When you think about how much you use your thumbs in your day to day lives, it makes sense that an injury to this part of your body can be painful and debilitating. Years of stress to the base of the thumb (CMC) joint can lead to chronic painful osteoarthritis. While an acute injury to this joint can occur as the result of hyper-extension to the CMC joint with extreme force, such as a fall in hockey or falling while skiing holding a ski pole.
The CMC joint (an abbreviation for carpometacarpal joint) of the thumb is where the metacarpal bone of the thumb attaches to the trapezium bone of the wrist. This joint is sometimes referred to as the basal joint of the thumb. The CMC is the joint that allows you to move your thumb into your palm (www.eorthopod.com). This joint is designed to give the thumb its range of motion, but the trade off is that the joint suffers a lot of stress over the years. This can result in joint deterioration and arthritis for some individuals.
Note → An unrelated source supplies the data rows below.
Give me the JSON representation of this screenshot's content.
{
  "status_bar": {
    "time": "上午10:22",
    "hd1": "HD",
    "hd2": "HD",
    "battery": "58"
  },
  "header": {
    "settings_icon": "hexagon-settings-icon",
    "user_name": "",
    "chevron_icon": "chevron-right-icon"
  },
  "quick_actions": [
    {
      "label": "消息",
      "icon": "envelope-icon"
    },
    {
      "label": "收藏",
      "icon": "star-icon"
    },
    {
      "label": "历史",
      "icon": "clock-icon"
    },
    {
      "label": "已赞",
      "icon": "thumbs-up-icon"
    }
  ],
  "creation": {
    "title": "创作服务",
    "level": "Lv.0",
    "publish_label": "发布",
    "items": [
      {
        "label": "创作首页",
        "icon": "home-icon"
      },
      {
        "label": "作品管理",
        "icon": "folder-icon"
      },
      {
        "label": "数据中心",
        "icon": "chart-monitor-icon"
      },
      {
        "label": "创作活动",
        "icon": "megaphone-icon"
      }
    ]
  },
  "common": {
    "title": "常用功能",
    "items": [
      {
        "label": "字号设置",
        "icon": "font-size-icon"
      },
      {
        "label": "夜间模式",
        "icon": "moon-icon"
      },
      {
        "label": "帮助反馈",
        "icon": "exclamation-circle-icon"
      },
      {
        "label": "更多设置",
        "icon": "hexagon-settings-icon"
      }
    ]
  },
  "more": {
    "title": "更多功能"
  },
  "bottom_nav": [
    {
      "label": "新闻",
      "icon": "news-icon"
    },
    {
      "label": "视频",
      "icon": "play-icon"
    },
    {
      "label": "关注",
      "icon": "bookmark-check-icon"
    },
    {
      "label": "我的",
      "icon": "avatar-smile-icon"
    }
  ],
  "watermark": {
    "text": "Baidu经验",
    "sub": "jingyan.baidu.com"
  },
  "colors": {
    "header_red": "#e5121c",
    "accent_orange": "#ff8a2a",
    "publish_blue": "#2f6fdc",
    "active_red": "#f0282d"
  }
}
The most common symptoms of arthritis are pain, stiffness and swelling. The symptoms may appear upon awakening in the morning and then lessen as the thumb “loosens up”. The pain typically occurs during and after gripping and pinching activities, such as turning a doorknob, buttoning buttons, tying shoes, or using a knife to cut food. As the CMC begins to break down, it may become weaker and movement may be restricted. If the arthritis causes the bones to shift, a bump can appear at the outside base of the thumb.
Several ligaments hold the CMC joint together and provide stability. With a sports injury these ligaments can be injured, ie. when you sprain your thumb. The joint surfaces are covered with a material called articular cartilage. This material is the slick, spongy covering that allows one side of a joint to slide against the other joint surface easily. Damage to the articular joint surface can progress to arthritis.
Your orthopedic doctor can diagnose injury to the CMC joint by evaluating symptoms, completing a physical examination, reviewing your activities and pain patterns, and a history of the problem. X-rays can show the condition of your bones and what is happening at the joint.
If you fracture the CMC joint you will most likely be cast to immobilize the joint and allow the fractured bone to heal. It is important to treat an injury to this joint immediately and thoroughly to help prevent the onset of arthritis.